**Component data from apps and pages**
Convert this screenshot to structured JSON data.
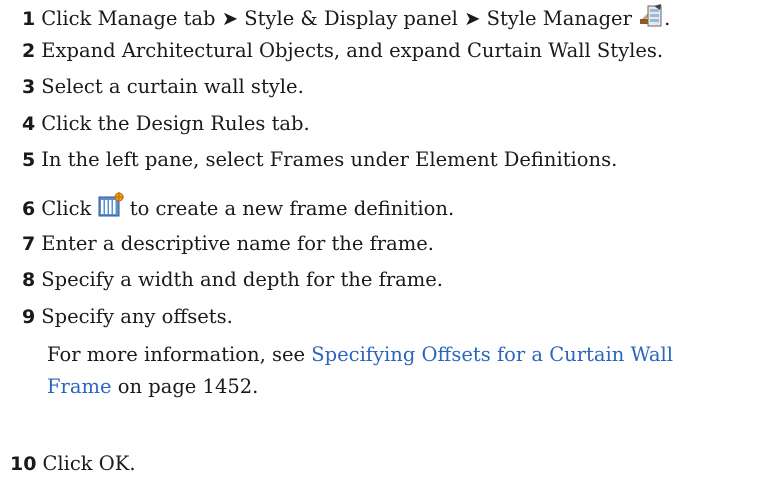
{
  "steps": [
    {
      "num": "1",
      "text": "Click Manage tab ➤ Style & Display panel ➤ Style Manager",
      "suffix": "."
    },
    {
      "num": "2",
      "text": "Expand Architectural Objects, and expand Curtain Wall Styles."
    },
    {
      "num": "3",
      "text": "Select a curtain wall style."
    },
    {
      "num": "4",
      "text": "Click the Design Rules tab."
    },
    {
      "num": "5",
      "text": "In the left pane, select Frames under Element Definitions."
    },
    {
      "num": "6",
      "prefix": "Click",
      "text": "to create a new frame definition."
    },
    {
      "num": "7",
      "text": "Enter a descriptive name for the frame."
    },
    {
      "num": "8",
      "text": "Specify a width and depth for the frame."
    },
    {
      "num": "9",
      "text": "Specify any offsets."
    },
    {
      "num": "10",
      "text": "Click OK."
    }
  ],
  "note": {
    "prefix": "For more information, see",
    "link_line1": "Specifying Offsets for a Curtain Wall",
    "link_line2": "Frame",
    "suffix": "on page 1452."
  },
  "icons": {
    "step1": "style-manager-icon",
    "step6": "new-frame-definition-icon"
  },
  "colors": {
    "link": "#2a66c0",
    "text": "#1a1a1a"
  }
}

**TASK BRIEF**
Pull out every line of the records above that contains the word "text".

**OUTPUT FOR THIS TASK**
      "text": "Click Manage tab ➤ Style & Display panel ➤ Style Manager",
      "text": "Expand Architectural Objects, and expand Curtain Wall Styles."
      "text": "Select a curtain wall style."
      "text": "Click the Design Rules tab."
      "text": "In the left pane, select Frames under Element Definitions."
      "text": "to create a new frame definition."
      "text": "Enter a descriptive name for the frame."
      "text": "Specify a width and depth for the frame."
      "text": "Specify any offsets."
      "text": "Click OK."
    "text": "#1a1a1a"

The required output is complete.